Prior to motherhood my time was spent often frequenting a variety of choral endeavours – musical theater at school and home, choirs, singing in the shower, karaoke bars – I’ve sung in many many different places and at one point in my life considered it as a professional career. Sadly I did not choose a musical career, and my hobby traditions of music and membership in a choir are on hold for now – until my son gets a little bigger. Fortunately, music remains ever a part of my life.
Scientists, in infinite discovery mode, have also identified the long-term benefits of musical training. One recent study published in the Journal of Neuroscience found that adults exposed to musical training as children exhibited stronger brainstem auditory responses when compared to adults who had not received musical training.
As you may have also read, recent research supports infant “music classes” with active music learning, but what exactly does this entail?
With little L, who has fortunately taken on his mother’s penchant for song and dance, I sing a bundle. And I feel lucky that the little one is always clamoring for “Meh! Meh!” (More)
Getting your child a variety of musical experiences can be as easy as owning a shaker and your local computer or iPod. Pandora offers lovely – and free – music stations that cater to every age group, and toddlers are no exception. They have a “Toddler Tunes” radio station, though my personal favorite is to type in “Sesame Street” or “Disney” or “Dan Zanes” and see what comes up on the playlist.

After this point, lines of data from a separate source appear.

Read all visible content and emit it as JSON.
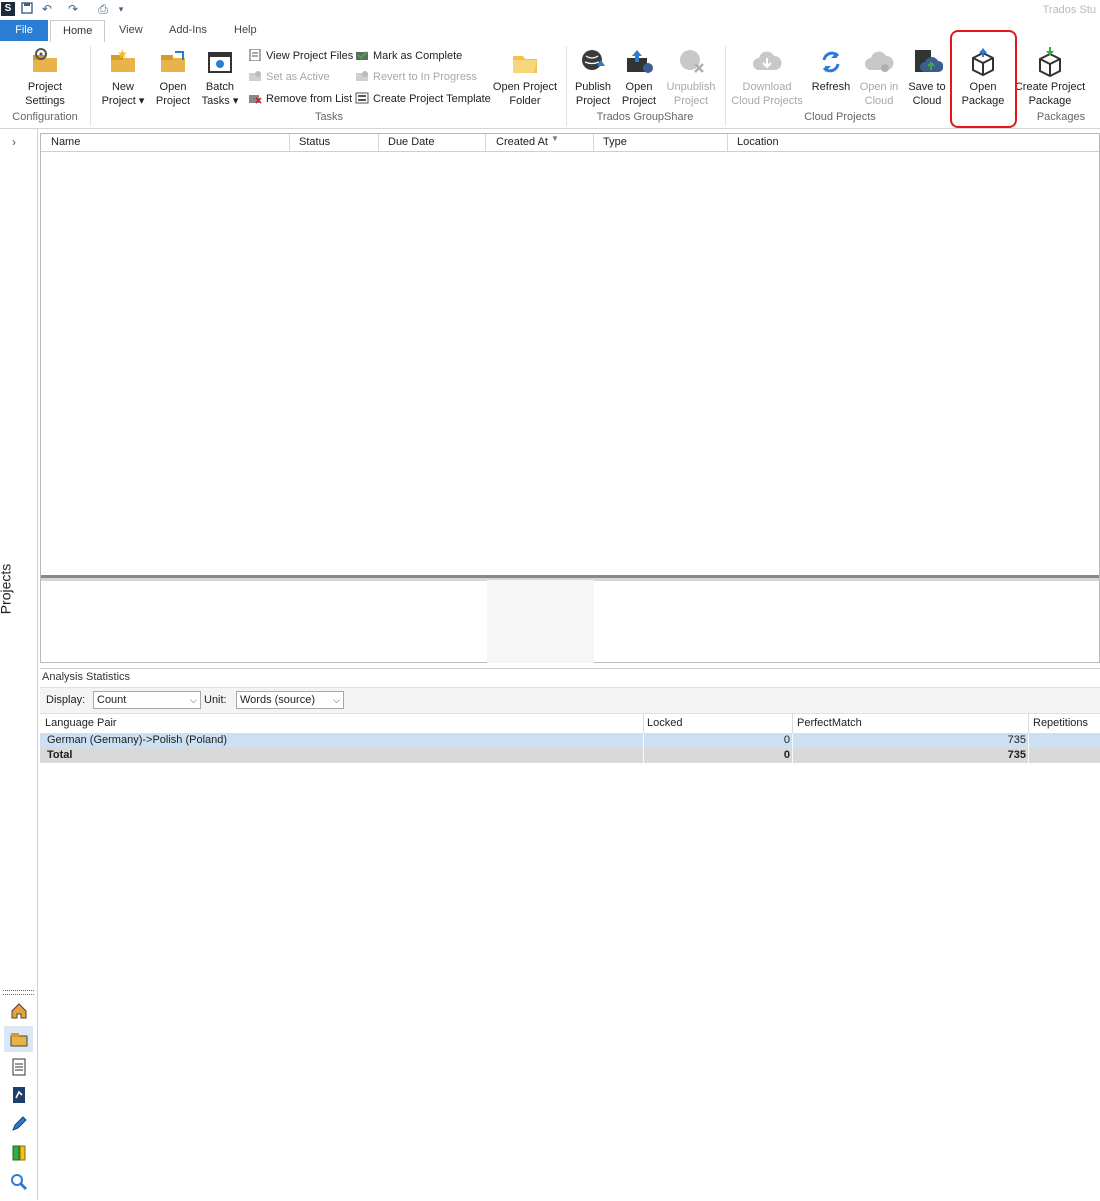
{
  "app": {
    "title": "Trados Stu"
  },
  "tabs": {
    "file": "File",
    "home": "Home",
    "view": "View",
    "addins": "Add-Ins",
    "help": "Help"
  },
  "ribbon": {
    "configuration": {
      "project_settings": "Project\nSettings",
      "label": "Configuration"
    },
    "tasks": {
      "new_project": "New\nProject ▾",
      "open_project": "Open\nProject",
      "batch_tasks": "Batch\nTasks ▾",
      "view_project_files": "View Project Files",
      "set_as_active": "Set as Active",
      "remove_from_list": "Remove from List",
      "mark_as_complete": "Mark as Complete",
      "revert_to_in_progress": "Revert to In Progress",
      "create_project_template": "Create Project Template",
      "open_project_folder": "Open Project\nFolder",
      "label": "Tasks"
    },
    "groupshare": {
      "publish_project": "Publish\nProject",
      "open_project": "Open\nProject",
      "unpublish_project": "Unpublish\nProject",
      "label": "Trados GroupShare"
    },
    "cloud": {
      "download_cloud_projects": "Download\nCloud Projects",
      "refresh": "Refresh",
      "open_in_cloud": "Open in\nCloud",
      "save_to_cloud": "Save to\nCloud",
      "label": "Cloud Projects"
    },
    "packages": {
      "open_package": "Open\nPackage",
      "create_project_package": "Create Project\nPackage",
      "label": "Packages"
    }
  },
  "nav": {
    "projects_label": "Projects",
    "expand": "›"
  },
  "grid": {
    "columns": [
      "Name",
      "Status",
      "Due Date",
      "Created At",
      "Type",
      "Location"
    ]
  },
  "analysis": {
    "title": "Analysis Statistics",
    "display_label": "Display:",
    "display_value": "Count",
    "unit_label": "Unit:",
    "unit_value": "Words (source)",
    "columns": [
      "Language Pair",
      "Locked",
      "PerfectMatch",
      "Repetitions"
    ],
    "rows": [
      {
        "pair": "German (Germany)->Polish (Poland)",
        "locked": "0",
        "perfect": "735"
      }
    ],
    "total": {
      "label": "Total",
      "locked": "0",
      "perfect": "735"
    }
  },
  "colors": {
    "accent": "#2b7cd3",
    "highlight": "#e0191b",
    "selected_row": "#cde0f3"
  }
}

Of course, the nostalgic person in me longs for the days of girl scouts and singing in school, where we created songbooks together and made up our own songs. So I sing to my little L – whatever comes into my head and whatever I remember. Frequently I have songs in my head as I am sitting with him, so I just put a voice to them. Note: a child will interpret and experience music completely differently when they hear it from your own voice – he or she won’t learn as much from the similar, unvarying drone of the listening to the same CD over and over again. So just try singing a little ditty and see how it goes. Nervous? Turn on the music and sing along, make your own hand gestures and dancing with your child. Encourage him or her to copy you.
There is nothing like seeing a child learn a song and experience its joy. My latest joy with my little one is singing “The Wheels on the Bus” with him. The minute I sing about the wipers swishing I see his arms swaying from side to side, then suddenly they are “moving on back” with the driver and next going “up and down” with the people on the bus. These songs teach children so many things – not just the melody, but the concepts of opposites (up and down), what it means to have directions, what the actions are from different objects.
If you are at a loss for words – i.e. if like me you frequently forget song lyrics – I strongly recommend this site from the NIH: This huge repository of children’s songs has reminded me of so many songs and introduced me to others. Fortunately it links not only to lyrics (advertisement free, thankfully – yay government) but it also has midi files if you have forgotten the tunes. It is a great resource to rekindle the folksy, girl /camping, Americana songs that you may remember from your childhood as I do.
And here are the lyrics a little song that little L loves to dance to (Thank you daycare for teaching this one to me!)
Hey jump up and down!
Turn all around! Jump up and down!
Hey, Jump up and down
Turn all around and sit back down!